Successful CEOs Get Women in the Game
Livingstone, Linda A., Chief Executive (U.S.)
BUT WOMEN NEED GUTS-AND THE HUNGER TO PLAY.
Harvard University President Lawrence Summers drew fire earlier this year for comments that suggested gender may play a role in why seemingly fewer women have succeeded in the fields of science and math. Summers' comments were almost an eerie foreshadowing of the resignation of Hewlett-Packard CEO Carly Fiorina a month later, arguably the world's most visible and prominent female executive. Will some view this as proof positive that women can't succeed in a man's world?
As one of only a few women business school deans in the nation, it's not uncommon for me to be asked about the state of women in business. And while I'm inspired to read headlines trumpeting the latest successes of the Oprah Winfreys and Meg Whitmans of the world, this is tempered by the real-world challenges faced by established and up-and-coming women business executives to gain respect-whether in salary or leadership responsibilities-by their peers.

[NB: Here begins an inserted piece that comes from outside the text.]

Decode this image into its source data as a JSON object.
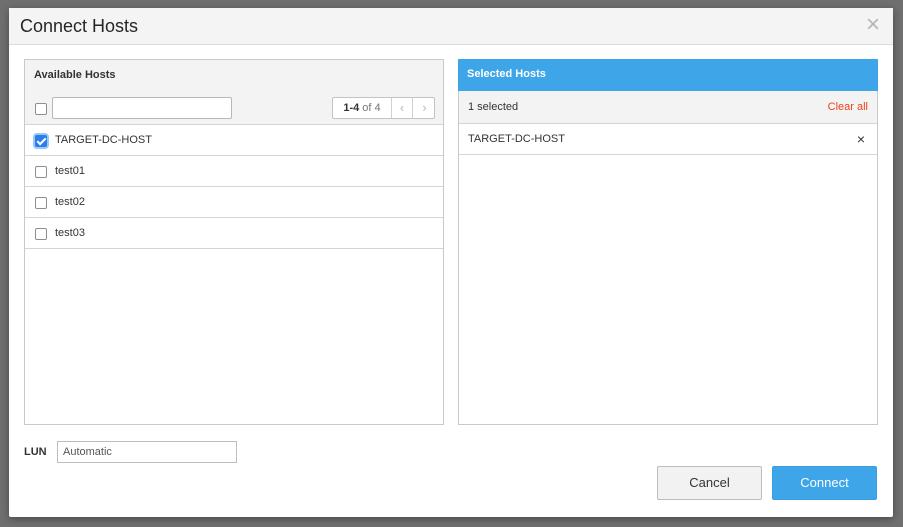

In 2005, it would appear the playing field for women in the workplace is still uneven. And as the next wave of MBA graduates prepare to reenter the workplace this month, senior executives may want to consider some simple truths about how to draw the best of the best (regardless of gender).
Develop your players. I was an NCAA basketball player at Oklahoma State. From the moment I arrived on campus, my ambition was to get game time. I wasn't discouraged that I was less experienced. Instead, I was hungry. My coach saw it, and she worked with me to guarantee I was ready when the time came. By the time I was a senior, I was prepared to lead. I helped pave the way for the next generation of players.
The same holds true in the work world. Good CEOs are scouting great players all the time -and the successful ones look beyond their own, mostly male network to find their successors and get them into the game. Even CEOs need time to adjust to the playing field, and boards need to be a source of support, not challenges, to a company's leader. Give them time to understand the corporate culture and then leverage creative differences to create innovation, not alienation. …